At the end of each day, Dr. Beck encourages her devoted followers to jot down what they did right that day in a notebook; to recap the day and come up with at least one positive change or decision they made over the course of the day.
It sounds simple enough, but chances are, if you’re a performance addict like me, you probably have a much easier time fathoming what mistakes you made than tooting your own horn.
So how will I give myself credit? Well, for example, instead of berating myself for waking at 2 a.m. last night hungry/emotional and having a 3-pt incident … or spending three unplanned points on sugar-free chocolate yesterday (which totally hurts my tummy–reminder to self: must not buy again!), I would give myself credit for having biked with a friend on my day of rest and not feeling guilty that that was “all I did.” I would also give myself credit for having stuck to my no-journaling plan on Sparkpeople (just on the WW online planner–for non-Core foods).
The goal is that over time, it becomes easier and easier to focus on the positive and that the habit becomes an ingrained, natural behavior.
That said, it’s not that easy for me to do this day in and day out.
Growing up, I received tons of praise from others.

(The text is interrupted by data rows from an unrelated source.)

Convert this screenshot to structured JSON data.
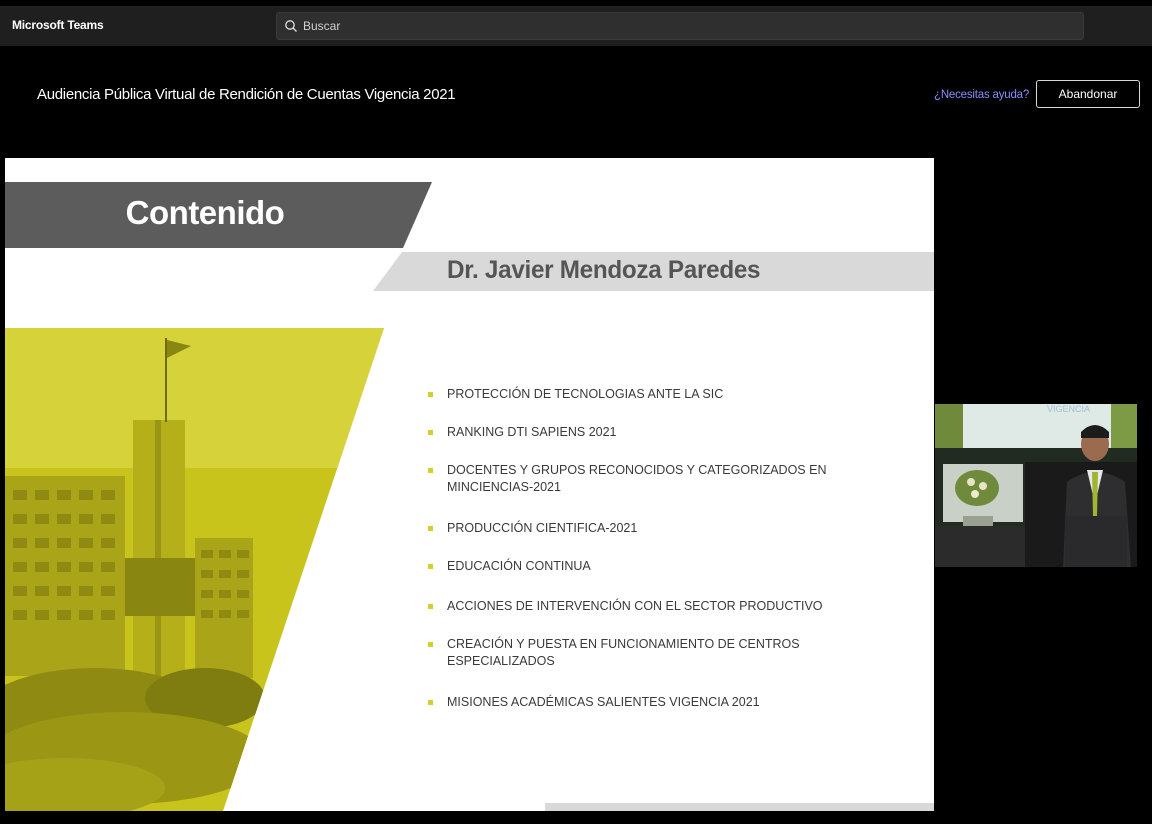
{
  "app": {
    "title": "Microsoft Teams"
  },
  "search": {
    "placeholder": "Buscar"
  },
  "meeting": {
    "title": "Audiencia Pública Virtual de Rendición de Cuentas Vigencia 2021",
    "help_label": "¿Necesitas ayuda?",
    "leave_label": "Abandonar"
  },
  "slide": {
    "heading": "Contenido",
    "presenter": "Dr. Javier Mendoza Paredes",
    "accent_color": "#d6cf2a",
    "items": [
      "PROTECCIÓN DE TECNOLOGIAS ANTE LA SIC",
      "RANKING DTI SAPIENS 2021",
      "DOCENTES Y GRUPOS RECONOCIDOS Y CATEGORIZADOS EN MINCIENCIAS-2021",
      "PRODUCCIÓN CIENTIFICA-2021",
      "EDUCACIÓN CONTINUA",
      "ACCIONES DE INTERVENCIÓN CON EL SECTOR PRODUCTIVO",
      "CREACIÓN Y PUESTA EN FUNCIONAMIENTO DE CENTROS ESPECIALIZADOS",
      "MISIONES ACADÉMICAS SALIENTES VIGENCIA 2021"
    ]
  },
  "video": {
    "backdrop_text": "VIGENCIA"
  }
}
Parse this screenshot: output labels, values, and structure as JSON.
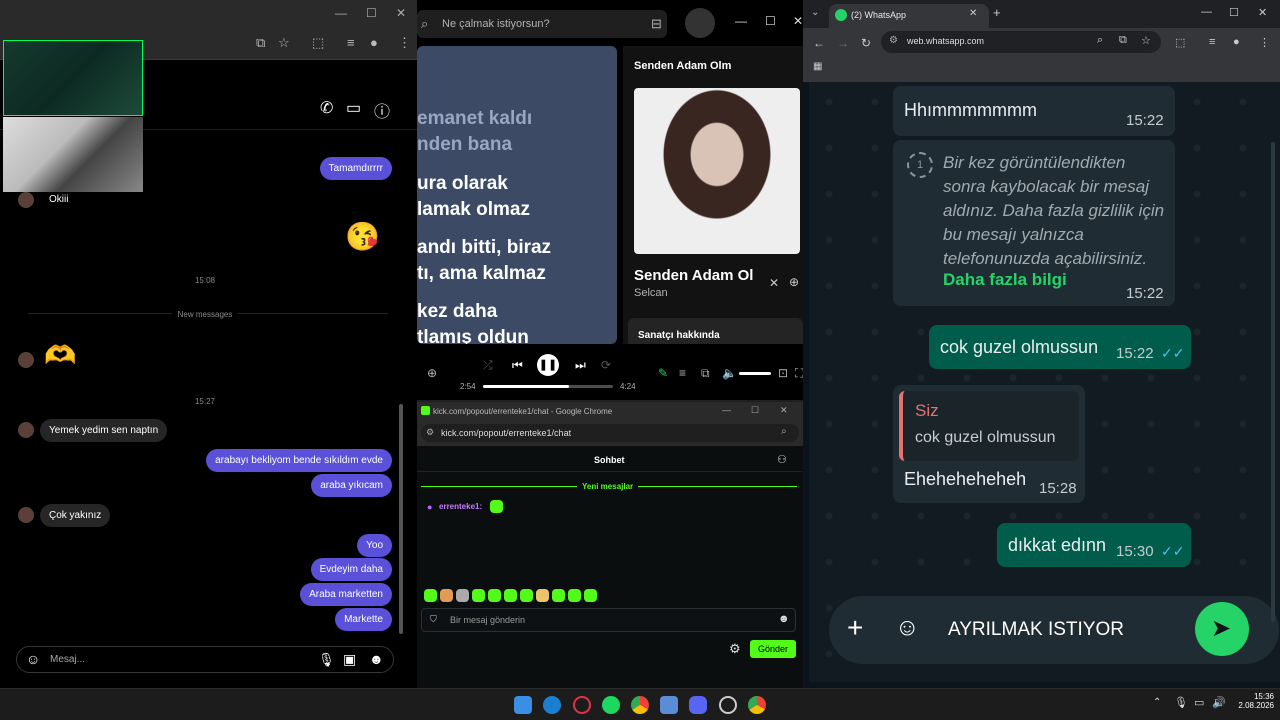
{
  "instagram": {
    "messages": [
      {
        "dir": "out",
        "text": "Tamamdırrrr"
      },
      {
        "dir": "in",
        "text": "Okiii"
      },
      {
        "dir": "time",
        "text": "15:08"
      },
      {
        "dir": "divider",
        "text": "New messages"
      },
      {
        "dir": "time",
        "text": "15:27"
      },
      {
        "dir": "in",
        "text": "Yemek yedim sen naptın"
      },
      {
        "dir": "out",
        "text": "arabayı bekliyom bende sıkıldım evde"
      },
      {
        "dir": "out",
        "text": "araba yıkıcam"
      },
      {
        "dir": "in",
        "text": "Çok yakınız"
      },
      {
        "dir": "out",
        "text": "Yoo"
      },
      {
        "dir": "out",
        "text": "Evdeyim daha"
      },
      {
        "dir": "out",
        "text": "Araba marketten"
      },
      {
        "dir": "out",
        "text": "Markette"
      }
    ],
    "composer_placeholder": "Mesaj...",
    "emoji_kiss": "😘",
    "emoji_heart": "🫶"
  },
  "spotify": {
    "search_placeholder": "Ne çalmak istiyorsun?",
    "lyrics": [
      "emanet kaldı",
      "nden bana",
      "ura olarak",
      "lamak olmaz",
      "andı bitti, biraz",
      "tı, ama kalmaz",
      "kez daha",
      "tlamış oldun"
    ],
    "panel_title": "Senden Adam Olm",
    "track_title": "Senden Adam Ol",
    "artist": "Selcan",
    "about_label": "Sanatçı hakkında",
    "time_elapsed": "2:54",
    "time_total": "4:24",
    "progress": 0.66
  },
  "kick": {
    "window_title": "kick.com/popout/errenteke1/chat - Google Chrome",
    "url": "kick.com/popout/errenteke1/chat",
    "chat_title": "Sohbet",
    "new_messages": "Yeni mesajlar",
    "username": "errenteke1:",
    "input_placeholder": "Bir mesaj gönderin",
    "send_label": "Gönder"
  },
  "whatsapp": {
    "tab_title": "(2) WhatsApp",
    "url": "web.whatsapp.com",
    "msg1": {
      "text": "Hhımmmmmmm",
      "time": "15:22"
    },
    "viewonce": {
      "text": "Bir kez görüntülendikten sonra kaybolacak bir mesaj aldınız. Daha fazla gizlilik için bu mesajı yalnızca telefonunuzda açabilirsiniz.",
      "link": "Daha fazla bilgi",
      "time": "15:22"
    },
    "out1": {
      "text": "cok guzel olmussun",
      "time": "15:22"
    },
    "reply": {
      "quote_author": "Siz",
      "quote_text": "cok guzel olmussun",
      "text": "Ehehehehеheh",
      "time": "15:28"
    },
    "out2": {
      "text": "dıkkat edınn",
      "time": "15:30"
    },
    "composer_text": "AYRILMAK ISTIYOR"
  },
  "taskbar": {
    "time": "15:36",
    "date": "2.08.2026"
  }
}
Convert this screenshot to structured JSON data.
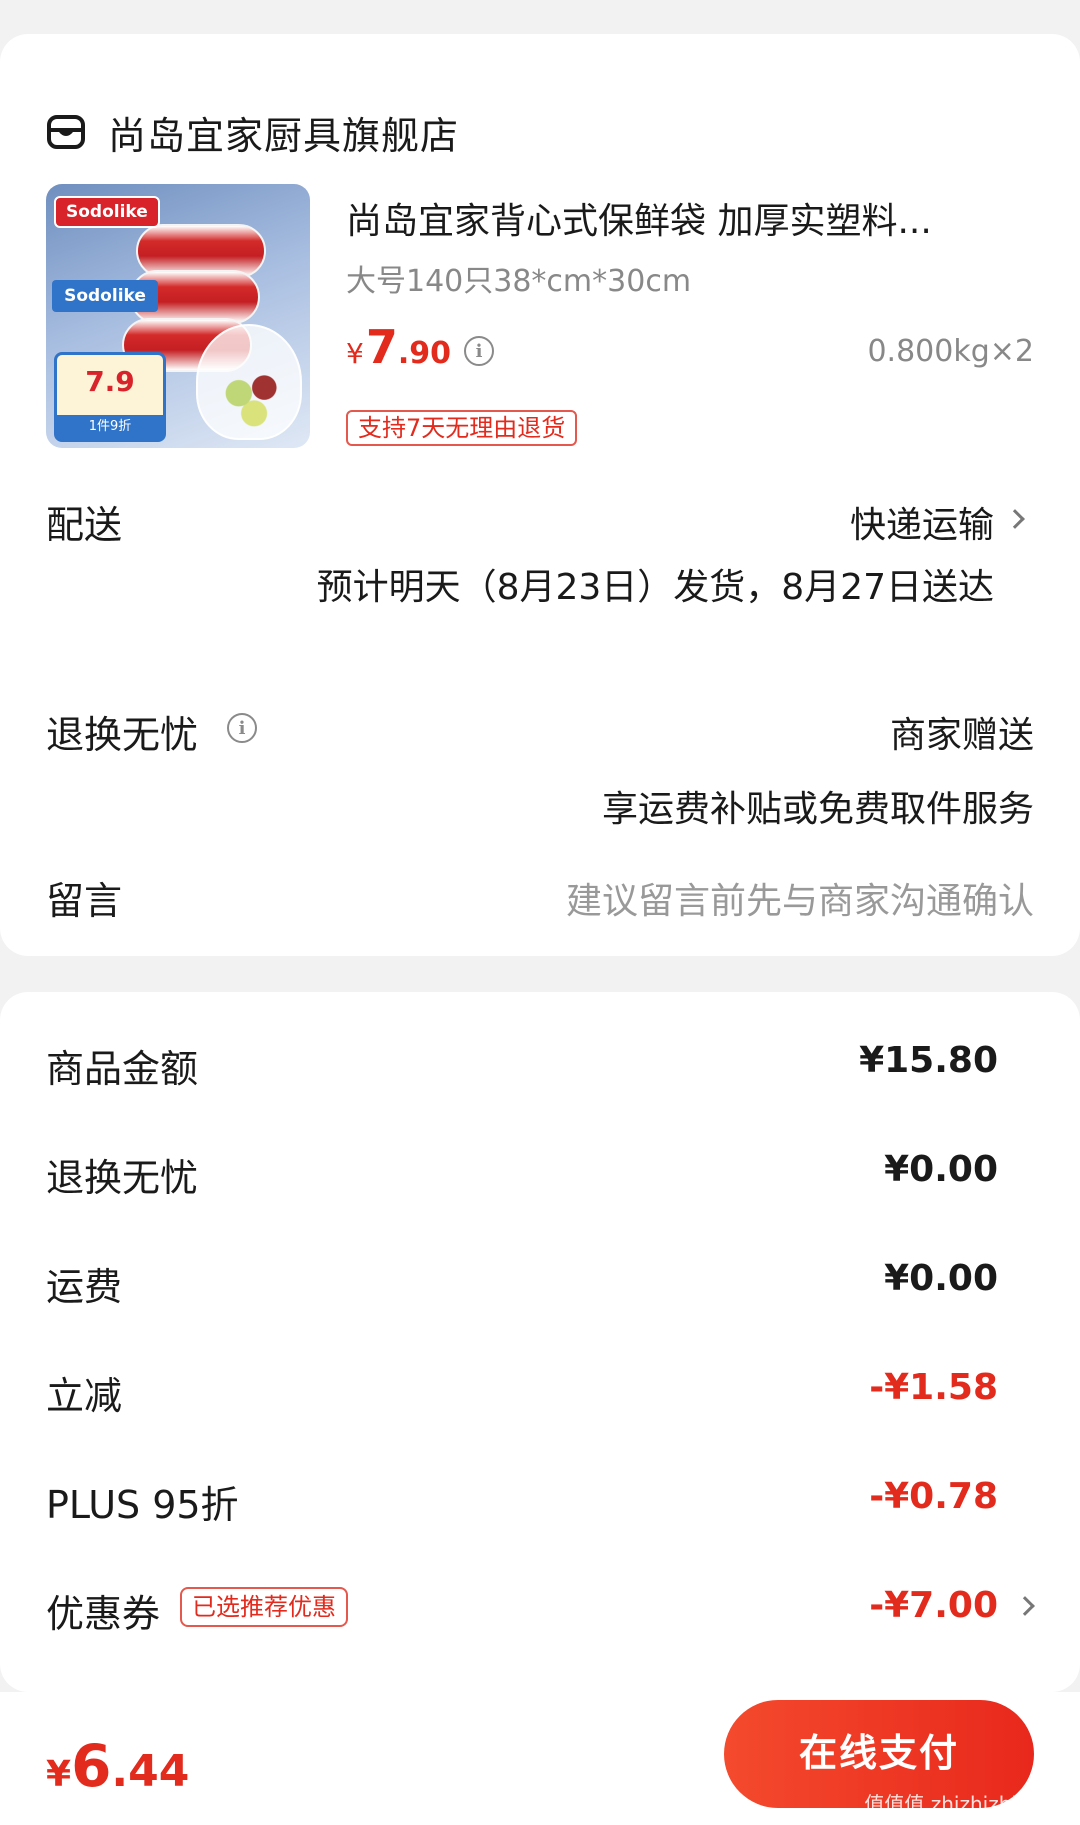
{
  "store": {
    "name": "尚岛宜家厨具旗舰店",
    "icon": "store-icon"
  },
  "product": {
    "title": "尚岛宜家背心式保鲜袋 加厚实塑料...",
    "spec": "大号140只38*cm*30cm",
    "price_symbol": "¥",
    "price_int": "7",
    "price_dec": ".90",
    "weight_qty": "0.800kg×2",
    "return_tag": "支持7天无理由退货",
    "image_brand": "Sodolike",
    "image_tag": "Sodolike",
    "image_price": "7.9",
    "image_footer": "1件9折"
  },
  "delivery": {
    "label": "配送",
    "method": "快递运输",
    "eta": "预计明天（8月23日）发货，8月27日送达"
  },
  "returns": {
    "label": "退换无忧",
    "value": "商家赠送",
    "detail": "享运费补贴或免费取件服务"
  },
  "message": {
    "label": "留言",
    "placeholder": "建议留言前先与商家沟通确认"
  },
  "summary": {
    "goods_label": "商品金额",
    "goods_value": "¥15.80",
    "returns_label": "退换无忧",
    "returns_value": "¥0.00",
    "shipping_label": "运费",
    "shipping_value": "¥0.00",
    "discount_label": "立减",
    "discount_value": "-¥1.58",
    "plus_label": "PLUS 95折",
    "plus_value": "-¥0.78",
    "coupon_label": "优惠券",
    "coupon_tag": "已选推荐优惠",
    "coupon_value": "-¥7.00"
  },
  "footer": {
    "total_symbol": "¥",
    "total_int": "6",
    "total_dec": ".44",
    "pay_label": "在线支付",
    "watermark": "值值值 zhizhizhi.com"
  },
  "colors": {
    "accent": "#e22a1d",
    "background": "#f2f2f2",
    "card": "#ffffff"
  }
}
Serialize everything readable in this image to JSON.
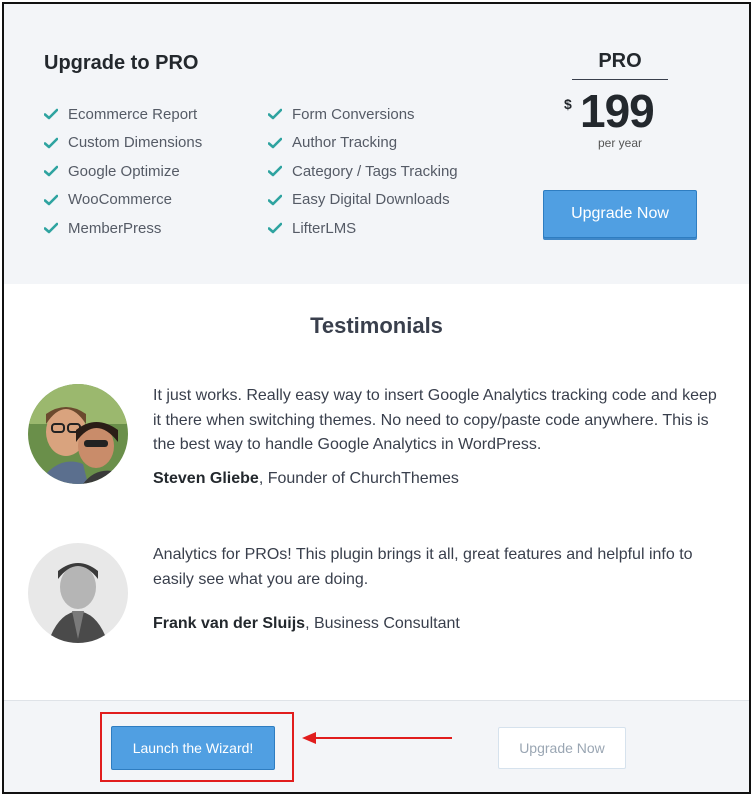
{
  "pro": {
    "title": "Upgrade to PRO",
    "features_col1": [
      "Ecommerce Report",
      "Custom Dimensions",
      "Google Optimize",
      "WooCommerce",
      "MemberPress"
    ],
    "features_col2": [
      "Form Conversions",
      "Author Tracking",
      "Category / Tags Tracking",
      "Easy Digital Downloads",
      "LifterLMS"
    ],
    "plan_label": "PRO",
    "currency": "$",
    "price": "199",
    "period": "per year",
    "upgrade_label": "Upgrade Now",
    "check_color": "#2ea3a0"
  },
  "testimonials": {
    "title": "Testimonials",
    "items": [
      {
        "quote": "It just works. Really easy way to insert Google Analytics tracking code and keep it there when switching themes. No need to copy/paste code anywhere. This is the best way to handle Google Analytics in WordPress.",
        "name": "Steven Gliebe",
        "role": ", Founder of ChurchThemes"
      },
      {
        "quote": "Analytics for PROs! This plugin brings it all, great features and helpful info to easily see what you are doing.",
        "name": "Frank van der Sluijs",
        "role": ", Business Consultant"
      }
    ]
  },
  "footer": {
    "wizard_label": "Launch the Wizard!",
    "upgrade_label": "Upgrade Now",
    "highlight_color": "#e11d1d"
  }
}
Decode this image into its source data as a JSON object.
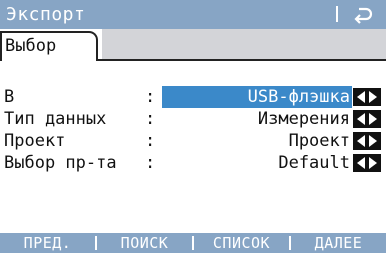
{
  "window": {
    "title": "Экспорт"
  },
  "tabs": [
    {
      "label": "Выбор",
      "active": true
    }
  ],
  "fields": [
    {
      "label": "В",
      "value": "USB-флэшка",
      "selected": true
    },
    {
      "label": "Тип данных",
      "value": "Измерения",
      "selected": false
    },
    {
      "label": "Проект",
      "value": "Проект",
      "selected": false
    },
    {
      "label": "Выбор пр-та",
      "value": "Default",
      "selected": false
    }
  ],
  "colon": ":",
  "softkeys": [
    {
      "label": "ПРЕД."
    },
    {
      "label": "ПОИСК"
    },
    {
      "label": "СПИСОК"
    },
    {
      "label": "ДАЛЕЕ"
    }
  ],
  "colors": {
    "titlebar": "#87a5c5",
    "selection": "#3b89c9",
    "tab_inactive": "#d3d4d8"
  },
  "icons": {
    "back": "back-arrow-icon",
    "selector": "left-right-arrows-icon"
  }
}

My parents praised me for pretty much everything, my awesome grades being one tangible that comes to mind. (As the first-born, I could ‘do no wrong’–ha!) My ballet teachers praised me for my graceful arms and near-perfect turn-out. Teachers praised me for my creative writing abilities. In high school, my track coach praised me for keeping up with the ‘fast crowd’ during grueling practices, even though I was definitely not the star of the team.
Truly, I had every reason to think I was a pretty darn cool kid. But I never praised myself, or even saw myself as worthy of praise. And I had a very strong, innate sense of right and wrong, that gave me a guilty conscience from day one and has haunted me ever since.
In fact, as a toddler, I went so far as to punish myself for no reason. I don’t remember exactly what I’d done—probably told a little white lie or something equally child-like, but my parents like to retell the story of how when I was two, I was plagued by guilt about something I’d done that I knew was wrong, and sent myself to my room. I stayed there til dinner-time, despite their many pleas to come back out.
It was amusing for a minute when I was still in diapers (my parents know I can’t lie to save my life to this day, I have such a guilty conscience), but I “punished” myself often throughout my childhood, and even into early adulthood, even when it certainly wasn’t warranted.
Later it turned into a vicious cycle of self-flagellation with food and exercise. If I overate, I’d work out twice to punish myself. I’d deny myself the shared dessert with friends because the day before I’d been “bad.”
While I don’t beat myself up anymore with double workouts or blatant refusals of food, I do often still have those demonic thoughts.
Hopefully, between physically writing down a positive change or decision I made each day and keeping Beck’s “Give Credit” philosophy in mind, I will take one step closer to “normalcy,” a place where I can just “be,” and truly love myself, fabulousness, flaws and all.
How about you? How will you give yourself credit today?